I'm guessing the game was before Stabler's knees truly went to Hell. What seems odd is that in the first 58 minutes and 47 seconds preceding his run, the only scores were two Roy Gerela field goals. Had the Steelers held the Raiders on that drive, they would have run out the clock for a 6-0 win, and journalists would have talked about how dull the game was--no doubt comparing it to the 5-0 Cowboy win over the Lions two years earlier.

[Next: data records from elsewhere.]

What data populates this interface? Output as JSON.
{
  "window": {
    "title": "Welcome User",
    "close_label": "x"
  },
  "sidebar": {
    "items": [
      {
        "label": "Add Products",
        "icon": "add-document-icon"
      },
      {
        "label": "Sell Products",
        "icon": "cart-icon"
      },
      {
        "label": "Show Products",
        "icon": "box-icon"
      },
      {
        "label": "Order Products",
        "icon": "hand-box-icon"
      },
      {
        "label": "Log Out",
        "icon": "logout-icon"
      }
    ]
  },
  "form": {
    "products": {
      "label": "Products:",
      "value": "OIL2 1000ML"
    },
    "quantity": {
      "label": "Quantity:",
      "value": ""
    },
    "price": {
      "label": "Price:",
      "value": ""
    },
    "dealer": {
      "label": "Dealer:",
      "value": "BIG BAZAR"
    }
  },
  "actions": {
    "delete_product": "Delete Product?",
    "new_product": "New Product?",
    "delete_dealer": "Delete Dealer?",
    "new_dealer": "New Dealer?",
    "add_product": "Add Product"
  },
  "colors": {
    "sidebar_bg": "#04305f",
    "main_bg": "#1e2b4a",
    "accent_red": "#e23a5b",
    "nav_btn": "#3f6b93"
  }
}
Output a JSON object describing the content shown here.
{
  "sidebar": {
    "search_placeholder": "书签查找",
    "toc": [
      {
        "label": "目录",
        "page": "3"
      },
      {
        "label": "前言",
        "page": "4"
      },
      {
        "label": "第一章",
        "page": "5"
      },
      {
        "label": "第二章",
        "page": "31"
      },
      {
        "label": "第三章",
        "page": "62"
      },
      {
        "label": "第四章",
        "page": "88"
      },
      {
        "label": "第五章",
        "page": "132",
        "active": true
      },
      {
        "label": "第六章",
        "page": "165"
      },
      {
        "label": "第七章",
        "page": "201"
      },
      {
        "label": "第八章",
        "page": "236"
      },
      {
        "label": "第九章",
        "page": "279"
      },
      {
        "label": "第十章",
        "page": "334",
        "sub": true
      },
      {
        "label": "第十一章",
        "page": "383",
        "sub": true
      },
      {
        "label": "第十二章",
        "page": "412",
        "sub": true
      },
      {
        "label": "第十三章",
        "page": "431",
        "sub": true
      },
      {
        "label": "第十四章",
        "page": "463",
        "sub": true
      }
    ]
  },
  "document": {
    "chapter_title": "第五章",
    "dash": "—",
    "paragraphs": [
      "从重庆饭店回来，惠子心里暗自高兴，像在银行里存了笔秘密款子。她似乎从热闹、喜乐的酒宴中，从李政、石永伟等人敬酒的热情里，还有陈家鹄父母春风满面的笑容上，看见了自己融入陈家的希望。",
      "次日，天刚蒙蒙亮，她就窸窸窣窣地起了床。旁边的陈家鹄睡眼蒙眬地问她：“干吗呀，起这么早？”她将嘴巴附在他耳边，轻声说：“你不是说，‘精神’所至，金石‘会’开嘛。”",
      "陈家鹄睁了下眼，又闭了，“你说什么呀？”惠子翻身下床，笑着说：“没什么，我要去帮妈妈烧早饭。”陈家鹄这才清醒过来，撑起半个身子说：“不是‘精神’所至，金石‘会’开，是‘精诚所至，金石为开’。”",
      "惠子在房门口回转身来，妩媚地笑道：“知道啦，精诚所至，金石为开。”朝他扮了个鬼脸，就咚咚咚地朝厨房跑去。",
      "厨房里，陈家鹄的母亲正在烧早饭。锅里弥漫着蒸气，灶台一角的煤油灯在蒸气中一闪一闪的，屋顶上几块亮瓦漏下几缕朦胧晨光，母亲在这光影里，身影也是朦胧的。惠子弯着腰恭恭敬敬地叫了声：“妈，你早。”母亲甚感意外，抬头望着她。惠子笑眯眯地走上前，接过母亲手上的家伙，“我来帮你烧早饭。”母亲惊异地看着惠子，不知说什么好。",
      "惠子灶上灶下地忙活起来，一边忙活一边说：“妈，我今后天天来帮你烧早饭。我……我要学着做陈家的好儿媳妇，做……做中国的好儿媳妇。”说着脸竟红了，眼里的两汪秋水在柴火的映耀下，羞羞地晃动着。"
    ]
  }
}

Interestingly, in the NYT article the day after the game was this note: "John Madden, in his post-game comments, indicated from his view, the football had indeed touched Tatum." That sounds much different than the 2007-08 Madden version that buys into the whining about how it "might have" hit Fuqua.